:: ASSIGNMENT ::
What you return must match the records exactly, except that the pictures are gone.

:: INFORMATION PROVIDED ::
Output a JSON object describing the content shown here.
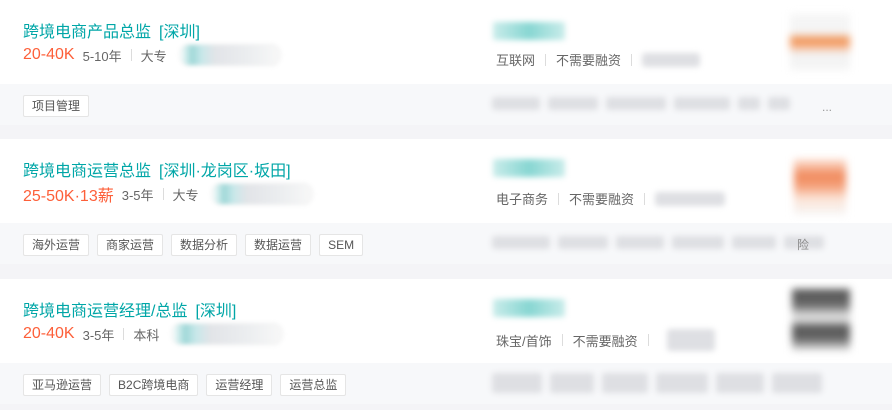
{
  "jobs": [
    {
      "title": "跨境电商产品总监",
      "city": "[深圳]",
      "salary": "20-40K",
      "experience": "5-10年",
      "education": "大专",
      "industry": "互联网",
      "financing": "不需要融资",
      "tags": [
        "项目管理"
      ]
    },
    {
      "title": "跨境电商运营总监",
      "city": "[深圳·龙岗区·坂田]",
      "salary": "25-50K·13薪",
      "experience": "3-5年",
      "education": "大专",
      "industry": "电子商务",
      "financing": "不需要融资",
      "tags": [
        "海外运营",
        "商家运营",
        "数据分析",
        "数据运营",
        "SEM"
      ]
    },
    {
      "title": "跨境电商运营经理/总监",
      "city": "[深圳]",
      "salary": "20-40K",
      "experience": "3-5年",
      "education": "本科",
      "industry": "珠宝/首饰",
      "financing": "不需要融资",
      "tags": [
        "亚马逊运营",
        "B2C跨境电商",
        "运营经理",
        "运营总监"
      ]
    }
  ],
  "more_indicator": "...",
  "welfare_trailing_char": "险",
  "colors": {
    "title": "#00a6a7",
    "salary": "#fd5f39",
    "tag_border": "#e5e5e5"
  }
}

:: ANSWER FOR THIS EXERCISE ::
Output a JSON object describing the content shown here.
{
  "jobs": [
    {
      "title": "跨境电商产品总监",
      "city": "[深圳]",
      "salary": "20-40K",
      "experience": "5-10年",
      "education": "大专",
      "industry": "互联网",
      "financing": "不需要融资",
      "tags": [
        "项目管理"
      ]
    },
    {
      "title": "跨境电商运营总监",
      "city": "[深圳·龙岗区·坂田]",
      "salary": "25-50K·13薪",
      "experience": "3-5年",
      "education": "大专",
      "industry": "电子商务",
      "financing": "不需要融资",
      "tags": [
        "海外运营",
        "商家运营",
        "数据分析",
        "数据运营",
        "SEM"
      ]
    },
    {
      "title": "跨境电商运营经理/总监",
      "city": "[深圳]",
      "salary": "20-40K",
      "experience": "3-5年",
      "education": "本科",
      "industry": "珠宝/首饰",
      "financing": "不需要融资",
      "tags": [
        "亚马逊运营",
        "B2C跨境电商",
        "运营经理",
        "运营总监"
      ]
    }
  ],
  "more_indicator": "...",
  "welfare_trailing_char": "险",
  "colors": {
    "title": "#00a6a7",
    "salary": "#fd5f39",
    "tag_border": "#e5e5e5"
  }
}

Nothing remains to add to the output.